Prime Minister Stephen Harper’s foreign policy is largely about re-shaping the domestic agenda – for years to come. War in the East helps to fuel the flames of hatred and bigotry at home, and strike fear in the hearts of working people, especially social justice seekers.
By spending $122 million and bombing 53 targets, Ottawa is no closer to eliminating ISIS. Instead, it is treading the path that turned Afghanistan, Iraq and Libya over to ruthless, sectarian, reactionary forces. It also ensures more costly contracts for makers of military hardware and surveillance technology.
The ideological offensive, however, is priceless. For Canada’s ruling elite, that is. By distracting huge swaths of the population with security paranoia and islamophobia, the Conservatives sidelined discussions about job insecurity, tax giveaways to the rich, rising economic inequality, eroded pensions, long ignored child care needs, and the scourge of climate change. The diversion worked, for a while, and now shows signs of waning.
Harper continues to inflate the ‘jihadist monster’ – even as the Canadian Security Intelligence Service says that Muslim terrorists are less of a threat than white supremacists. Lone wolf attackers are more likely to be radical right wingers than radical Islamists, according to CSIS. But Arabs and Muslims fit the profile Harper prefers to employ to rationalize more police powers and longer jail sentences.
His so-called Anti-Terrorism Act (C-51), condemned by the 36,000 member Canadian Bar Association for curtailing liberties without increasing public safety, casts a widening net. Its vague wording is a gaping snare, potentially for anyone who engages in protest that ‘undermines national security.’ Workers on strike, indigenous land defenders, and so-called ‘anti-petroleum ideologues’, take note.

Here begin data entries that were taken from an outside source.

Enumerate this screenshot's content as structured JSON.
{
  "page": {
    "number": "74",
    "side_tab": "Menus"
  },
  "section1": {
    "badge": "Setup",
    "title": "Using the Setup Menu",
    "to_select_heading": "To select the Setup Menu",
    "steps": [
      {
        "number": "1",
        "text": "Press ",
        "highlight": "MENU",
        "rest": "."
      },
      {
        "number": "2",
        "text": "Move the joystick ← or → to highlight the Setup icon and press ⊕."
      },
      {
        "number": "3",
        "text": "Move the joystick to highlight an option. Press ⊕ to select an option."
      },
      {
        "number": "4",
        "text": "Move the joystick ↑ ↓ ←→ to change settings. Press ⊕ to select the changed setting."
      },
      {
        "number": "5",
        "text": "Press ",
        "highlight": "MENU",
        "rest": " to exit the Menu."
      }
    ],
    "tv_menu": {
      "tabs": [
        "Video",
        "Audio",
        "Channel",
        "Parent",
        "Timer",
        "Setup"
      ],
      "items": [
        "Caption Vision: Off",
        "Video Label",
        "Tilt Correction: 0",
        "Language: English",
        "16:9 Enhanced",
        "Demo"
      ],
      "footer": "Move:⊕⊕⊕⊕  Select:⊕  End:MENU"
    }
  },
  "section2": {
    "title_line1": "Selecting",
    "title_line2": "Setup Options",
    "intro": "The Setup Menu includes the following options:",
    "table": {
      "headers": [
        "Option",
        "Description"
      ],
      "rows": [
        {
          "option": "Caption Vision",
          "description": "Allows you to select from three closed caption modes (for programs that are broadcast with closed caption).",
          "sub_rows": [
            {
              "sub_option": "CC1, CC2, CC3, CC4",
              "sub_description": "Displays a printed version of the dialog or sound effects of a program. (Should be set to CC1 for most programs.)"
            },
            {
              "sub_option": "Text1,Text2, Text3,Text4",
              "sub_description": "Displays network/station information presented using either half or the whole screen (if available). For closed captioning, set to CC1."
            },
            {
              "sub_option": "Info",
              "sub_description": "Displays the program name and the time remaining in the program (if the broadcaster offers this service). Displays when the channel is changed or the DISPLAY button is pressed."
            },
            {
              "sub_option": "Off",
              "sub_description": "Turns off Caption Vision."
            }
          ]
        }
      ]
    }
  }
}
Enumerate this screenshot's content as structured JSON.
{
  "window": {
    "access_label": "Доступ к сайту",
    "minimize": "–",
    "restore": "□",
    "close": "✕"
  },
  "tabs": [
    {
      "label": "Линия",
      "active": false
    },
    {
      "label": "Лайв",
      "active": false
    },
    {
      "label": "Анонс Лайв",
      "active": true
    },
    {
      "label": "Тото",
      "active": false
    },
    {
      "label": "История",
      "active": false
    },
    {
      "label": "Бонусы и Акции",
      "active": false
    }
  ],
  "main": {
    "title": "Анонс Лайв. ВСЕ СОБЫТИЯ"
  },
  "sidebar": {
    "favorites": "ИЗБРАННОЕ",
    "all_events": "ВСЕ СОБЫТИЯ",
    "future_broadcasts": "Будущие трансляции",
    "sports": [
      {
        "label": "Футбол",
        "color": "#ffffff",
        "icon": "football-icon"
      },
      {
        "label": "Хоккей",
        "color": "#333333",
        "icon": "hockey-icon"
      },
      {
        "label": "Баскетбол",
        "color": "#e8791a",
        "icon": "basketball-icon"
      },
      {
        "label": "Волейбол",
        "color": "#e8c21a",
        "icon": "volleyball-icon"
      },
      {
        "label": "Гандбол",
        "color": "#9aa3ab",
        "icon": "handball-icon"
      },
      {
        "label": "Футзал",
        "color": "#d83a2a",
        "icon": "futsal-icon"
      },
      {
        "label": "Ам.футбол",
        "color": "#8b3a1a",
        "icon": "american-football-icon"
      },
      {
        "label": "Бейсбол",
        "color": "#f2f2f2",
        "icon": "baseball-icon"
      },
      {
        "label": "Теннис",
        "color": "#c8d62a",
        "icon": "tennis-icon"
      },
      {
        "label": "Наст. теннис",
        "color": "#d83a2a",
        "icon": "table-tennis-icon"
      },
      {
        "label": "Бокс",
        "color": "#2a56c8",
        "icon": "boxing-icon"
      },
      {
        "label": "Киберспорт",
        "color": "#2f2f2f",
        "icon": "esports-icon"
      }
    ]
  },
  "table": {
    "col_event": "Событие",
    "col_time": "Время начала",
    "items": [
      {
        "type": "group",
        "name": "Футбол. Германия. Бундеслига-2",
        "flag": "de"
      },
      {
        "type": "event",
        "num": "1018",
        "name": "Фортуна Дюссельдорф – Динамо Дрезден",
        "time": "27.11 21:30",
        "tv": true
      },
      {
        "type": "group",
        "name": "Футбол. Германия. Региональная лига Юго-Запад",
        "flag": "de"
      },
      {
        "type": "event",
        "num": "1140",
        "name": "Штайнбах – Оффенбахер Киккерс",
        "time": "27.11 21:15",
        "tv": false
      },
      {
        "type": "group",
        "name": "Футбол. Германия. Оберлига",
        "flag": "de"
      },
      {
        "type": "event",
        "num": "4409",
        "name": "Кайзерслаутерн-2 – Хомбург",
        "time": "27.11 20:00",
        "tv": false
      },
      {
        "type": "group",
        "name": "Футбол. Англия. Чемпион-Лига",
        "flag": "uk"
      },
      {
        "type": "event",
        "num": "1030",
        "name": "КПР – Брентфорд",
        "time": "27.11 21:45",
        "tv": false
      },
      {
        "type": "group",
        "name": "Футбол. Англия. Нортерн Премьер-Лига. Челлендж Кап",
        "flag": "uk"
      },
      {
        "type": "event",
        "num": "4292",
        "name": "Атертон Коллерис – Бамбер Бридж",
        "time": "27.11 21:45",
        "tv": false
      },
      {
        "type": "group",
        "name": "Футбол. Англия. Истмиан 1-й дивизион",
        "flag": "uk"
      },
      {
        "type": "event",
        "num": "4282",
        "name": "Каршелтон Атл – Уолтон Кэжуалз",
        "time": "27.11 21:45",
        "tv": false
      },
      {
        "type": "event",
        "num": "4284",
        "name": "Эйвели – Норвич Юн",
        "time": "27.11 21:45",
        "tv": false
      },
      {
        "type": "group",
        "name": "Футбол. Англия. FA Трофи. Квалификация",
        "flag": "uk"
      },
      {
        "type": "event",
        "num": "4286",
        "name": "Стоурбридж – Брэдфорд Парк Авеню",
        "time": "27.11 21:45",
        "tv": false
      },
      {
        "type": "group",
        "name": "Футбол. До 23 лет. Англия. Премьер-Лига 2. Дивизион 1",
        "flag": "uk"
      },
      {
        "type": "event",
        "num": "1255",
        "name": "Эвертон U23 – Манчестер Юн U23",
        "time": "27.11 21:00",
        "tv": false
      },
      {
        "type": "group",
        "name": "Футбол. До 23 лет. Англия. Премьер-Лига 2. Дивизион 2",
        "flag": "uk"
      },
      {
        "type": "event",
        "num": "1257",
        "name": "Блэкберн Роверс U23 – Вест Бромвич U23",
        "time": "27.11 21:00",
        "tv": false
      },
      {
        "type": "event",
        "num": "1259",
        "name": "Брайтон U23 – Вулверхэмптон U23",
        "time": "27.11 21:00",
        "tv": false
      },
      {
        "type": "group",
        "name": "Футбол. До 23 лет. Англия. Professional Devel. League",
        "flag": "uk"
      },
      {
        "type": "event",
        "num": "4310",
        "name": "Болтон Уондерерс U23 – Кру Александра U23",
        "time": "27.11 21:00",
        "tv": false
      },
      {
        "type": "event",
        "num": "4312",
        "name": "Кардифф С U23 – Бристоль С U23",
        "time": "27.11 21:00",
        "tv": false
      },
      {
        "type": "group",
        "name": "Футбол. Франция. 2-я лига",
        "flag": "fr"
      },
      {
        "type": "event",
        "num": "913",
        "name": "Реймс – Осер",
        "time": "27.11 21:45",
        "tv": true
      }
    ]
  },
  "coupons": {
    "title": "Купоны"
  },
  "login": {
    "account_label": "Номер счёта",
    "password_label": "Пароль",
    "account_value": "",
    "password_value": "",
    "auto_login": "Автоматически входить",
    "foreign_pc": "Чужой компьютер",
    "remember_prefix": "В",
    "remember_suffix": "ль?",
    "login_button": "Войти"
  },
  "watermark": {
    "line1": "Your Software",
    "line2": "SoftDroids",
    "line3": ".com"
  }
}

Meanwhile, greater police spying, more frequent use of cop agents to disrupt social movements, and arrests increasingly made without due process, combined with mounting civilian casualties from CF18 air strikes abroad, will likely help ISIS to recruit – and round and round it goes.
This is the political treadmill for more war, more austerity for the vast majority, and many more lies. Remember the Fair Elections Act that made elections less fair? The Access to Information Act that made information inaccessible? The Privacy Act that invaded your privacy? The noncombat mission in Iraq that put Canadian troops in combat, leading to the death of one soldier, and the maiming of three others from “friendly fire” on an Iraqi battle front line in March?
To his credit, New Democratic Party leader Tom Mulcair condemned the extension of the war. He said in Parliament that an NDP government would end Canadian intervention in Iraq and Syria, and bring the troops home. If only he would similarly denounce the Zionist occupation of Palestinian territory and reverse his stridently pro-Israel stance.
Liberal leader Justin Trudeau opposed Harper’s expanding belligerence, mostly on the dodgy basis that the mission lacks clear objectives. However, Trudeau and his Liberals are voting for repressive law C-51, they say, for fear of handing Harper an election issue. Such a principled opposition.
Fortunately, the parliamentary critics increasingly echo the changing mood of the population, which is questioning permanent war abroad, and challenging repressive legislation at home.
On March 14 over 90,000 people rallied and marched across English Canada and Quebec against Bill C-51. More protests are in the works. That is the best bet for changing the channel on Harper’s ‘fear and loathing’ agenda.
– By Barry Weisleder